General requirements for students will include a personal Professional Success Plan; an ACT Profile Account; completion of at least one four-year college or university admissions application; successful completion of two semesters of college-level composition; maintenance of at least a 2.75 grade point average in college-level studies; and, attendance in a UAHT financial aid workshop to address needs beyond HCP Academy graduation.
Barriers to admission or success such as family background, misconceptions about college, or students never considering college study are already addressed under the HAPS model, he said.
“And, the Collegiate and Professions Academy is a part of the Hope Public Schools; so, it will not cost the student a penny,” Hollis said.
Students who successfully complete the three-year course of study will have earned a total of 60 simultaneous high school and college credit hours if they begin with four hours of concurrent credit classes completed in the ninth grade year at HAPS or Hope High School, Hollis said.
He said the program will not have any impact upon the HHS Concurrent Credit Program as it is now offered. That program has had an 84.7 percent completion success rate on its own since 2010, he said.
“We know this is not for everybody; it is for the student who is already thinking about going to college before they enter the ninth grade,” Hollis said.
Admission will be on a four-tiered approach, with each tier recognizing the status of the applicant relative to being “college ready,” Thomason said. Transfer of graduates to any public college or university in Arkansas is guaranteed under Arkansas law, he said.
“If they graduate with an associate degree, they transfer to any public college in Arkansas, they must be accepted as a junior,” Thomason said. “One of the beautiful things about this is the first two years did not cost them a thing.”
Costs for the first two years of collegiate level study are covered by the HPS under a partnership with UAHT, similar to that of the concurrent credit program, he said.
A ninth grade “pilot project” will be implemented at UAHT in the Fall, 2018, semester, which is not part of the current grades 10-12 application to the ADE, Hart said; although it will become part of the student applicant pool for the initial 10th grade HCP Academy class.
Timelines for the proposal include the filing of a letter of intent with the ADE, which Hollis said has been completed. Filing of the written application for the conversion charter with ADE is pending for a hearing that is currently anticipated in October, he said. A second round hearing may be required thereafter before a decision is made, which should be finalized in November.
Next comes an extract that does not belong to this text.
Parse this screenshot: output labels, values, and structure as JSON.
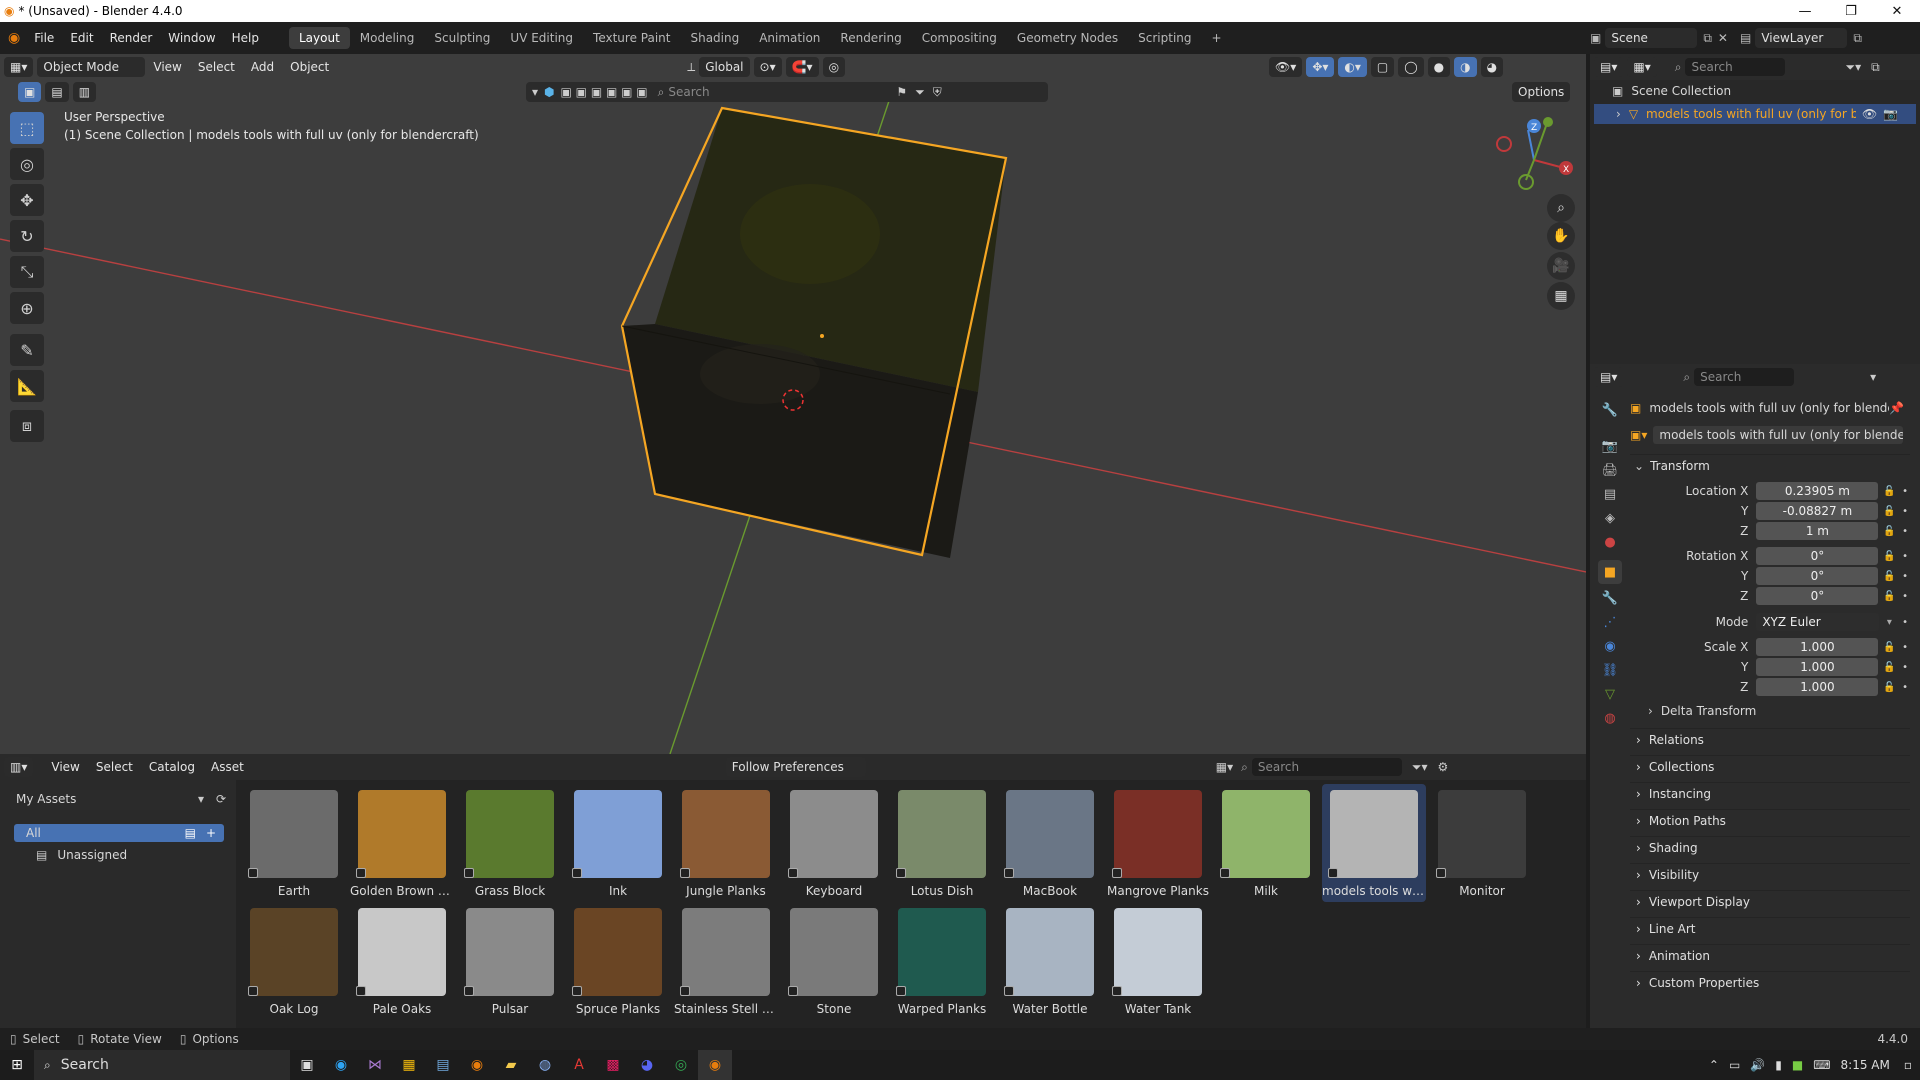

A proposed start of classes is set for Spring, 2019, Hollis said.
Students who live outside of the Hope school district, are home-schooled, or attend a private school, may apply once they have formally enrolled in the Hope Public Schools, Hart said.
“If you will enroll in the Hope Public Schools, you will qualify to apply,” he said.
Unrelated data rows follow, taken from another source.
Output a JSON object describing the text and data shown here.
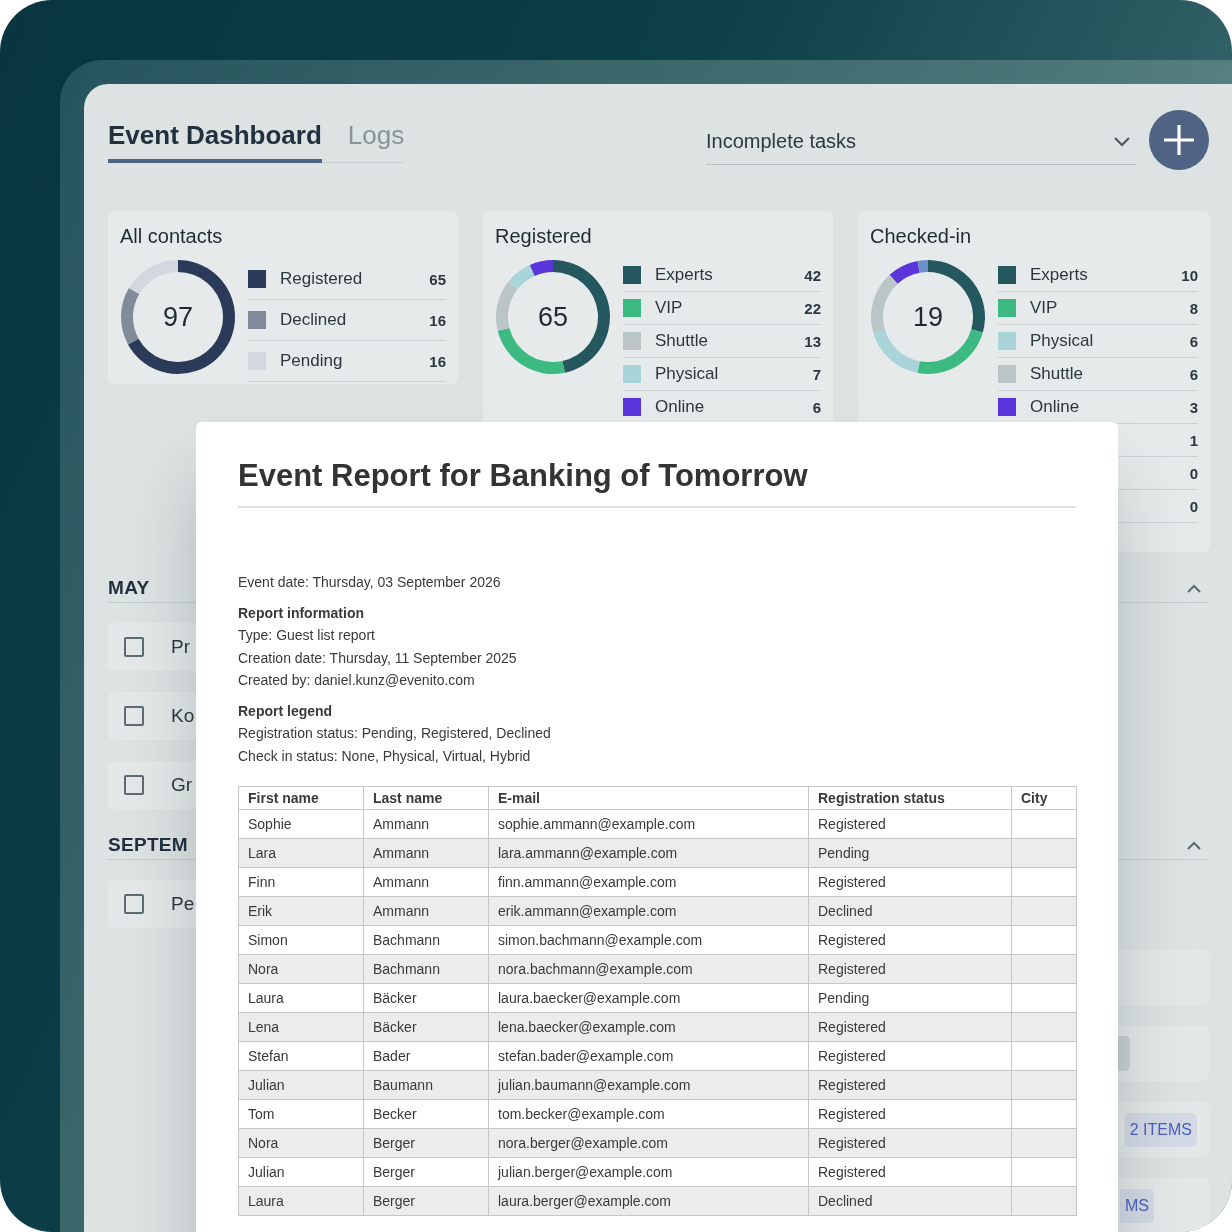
{
  "tabs": [
    {
      "label": "Event Dashboard",
      "selected": true
    },
    {
      "label": "Logs",
      "selected": false
    }
  ],
  "task_filter": {
    "value": "Incomplete tasks"
  },
  "stat_cards": [
    {
      "title": "All contacts",
      "total": "97",
      "legend": [
        {
          "label": "Registered",
          "count": "65",
          "color": "#2a3a58"
        },
        {
          "label": "Declined",
          "count": "16",
          "color": "#828b9a"
        },
        {
          "label": "Pending",
          "count": "16",
          "color": "#d3d8e0"
        }
      ],
      "chart_data": {
        "type": "donut",
        "values": [
          67.02,
          16.49,
          16.49
        ]
      }
    },
    {
      "title": "Registered",
      "total": "65",
      "legend": [
        {
          "label": "Experts",
          "count": "42",
          "color": "#24585e"
        },
        {
          "label": "VIP",
          "count": "22",
          "color": "#3dba82"
        },
        {
          "label": "Shuttle",
          "count": "13",
          "color": "#bcc5c5"
        },
        {
          "label": "Physical",
          "count": "7",
          "color": "#a8d4da"
        },
        {
          "label": "Online",
          "count": "6",
          "color": "#5a35dc"
        }
      ],
      "chart_data": {
        "type": "donut",
        "values": [
          46.67,
          24.44,
          14.44,
          7.78,
          6.67
        ]
      }
    },
    {
      "title": "Checked-in",
      "total": "19",
      "legend": [
        {
          "label": "Experts",
          "count": "10",
          "color": "#24585e"
        },
        {
          "label": "VIP",
          "count": "8",
          "color": "#3dba82"
        },
        {
          "label": "Physical",
          "count": "6",
          "color": "#a8d4da"
        },
        {
          "label": "Shuttle",
          "count": "6",
          "color": "#bcc5c5"
        },
        {
          "label": "Online",
          "count": "3",
          "color": "#5a35dc"
        },
        {
          "count": "1",
          "color": "#6b8fc9"
        },
        {
          "count": "0"
        },
        {
          "count": "0"
        }
      ],
      "chart_data": {
        "type": "donut",
        "values": [
          29.41,
          23.53,
          17.65,
          17.65,
          8.82,
          2.94,
          0,
          0
        ]
      }
    }
  ],
  "sections": [
    {
      "heading": "MAY",
      "expanded": true,
      "tasks": [
        {
          "title": "Pr",
          "checked": false
        },
        {
          "title": "Ko",
          "checked": false
        },
        {
          "title": "Gr",
          "checked": false
        }
      ]
    },
    {
      "heading": "SEPTEM",
      "expanded": true,
      "tasks": [
        {
          "title": "Pe",
          "checked": false
        }
      ],
      "side_rows": [
        {
          "kind": "plain"
        },
        {
          "kind": "chip"
        },
        {
          "kind": "badge",
          "badge": "2 ITEMS"
        },
        {
          "kind": "tag",
          "badge": "MS"
        }
      ]
    }
  ],
  "report": {
    "title": "Event Report for Banking of Tomorrow",
    "event_date": "Event date: Thursday, 03 September 2026",
    "blocks": [
      {
        "heading": "Report information",
        "lines": [
          "Type: Guest list report",
          "Creation date: Thursday, 11 September 2025",
          "Created by: daniel.kunz@evenito.com"
        ]
      },
      {
        "heading": "Report legend",
        "lines": [
          "Registration status: Pending, Registered, Declined",
          "Check in status: None, Physical, Virtual, Hybrid"
        ]
      }
    ],
    "table": {
      "columns": [
        "First name",
        "Last name",
        "E-mail",
        "Registration status",
        "City"
      ],
      "rows": [
        [
          "Sophie",
          "Ammann",
          "sophie.ammann@example.com",
          "Registered"
        ],
        [
          "Lara",
          "Ammann",
          "lara.ammann@example.com",
          "Pending"
        ],
        [
          "Finn",
          "Ammann",
          "finn.ammann@example.com",
          "Registered"
        ],
        [
          "Erik",
          "Ammann",
          "erik.ammann@example.com",
          "Declined"
        ],
        [
          "Simon",
          "Bachmann",
          "simon.bachmann@example.com",
          "Registered"
        ],
        [
          "Nora",
          "Bachmann",
          "nora.bachmann@example.com",
          "Registered"
        ],
        [
          "Laura",
          "Bäcker",
          "laura.baecker@example.com",
          "Pending"
        ],
        [
          "Lena",
          "Bäcker",
          "lena.baecker@example.com",
          "Registered"
        ],
        [
          "Stefan",
          "Bader",
          "stefan.bader@example.com",
          "Registered"
        ],
        [
          "Julian",
          "Baumann",
          "julian.baumann@example.com",
          "Registered"
        ],
        [
          "Tom",
          "Becker",
          "tom.becker@example.com",
          "Registered"
        ],
        [
          "Nora",
          "Berger",
          "nora.berger@example.com",
          "Registered"
        ],
        [
          "Julian",
          "Berger",
          "julian.berger@example.com",
          "Registered"
        ],
        [
          "Laura",
          "Berger",
          "laura.berger@example.com",
          "Declined"
        ]
      ]
    }
  }
}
Thomason said that point rests upon the conversion charter status of the school as part of the Hope Public School District, and the district is open to anyone living in Hempstead County who wishes to enroll.
Teaching staff will be essentially college faculty, based upon the curriculum, Thomason said; and, scheduling will allow for extra-curricular activities at the high school level, Hart said.
“You’re still a Bobcat,” he said. “It doesn’t matter what your choice of activity is, we want you to have that experience,” he said.
Thomason said students will also have the opportunity to be a UAHT Iron Horse.
“In the immersion model, they will have the full opportunity to participate in all of our extra curricular activities,” he said.
Both Hart and Thomason said the HCP Academy should have a student body similar in size to HAPS. Thomason noted that the conversion charter application calls for an initial maximum of 50 students per grade level.
“We put 250 through at HAPS, and I think we are at capacity on that campus,” Hart said.
Both Hart and HAPS Principal Dr. Carol Ann Duke emphasized that students who want to attend HCP Academy should begin the application process now.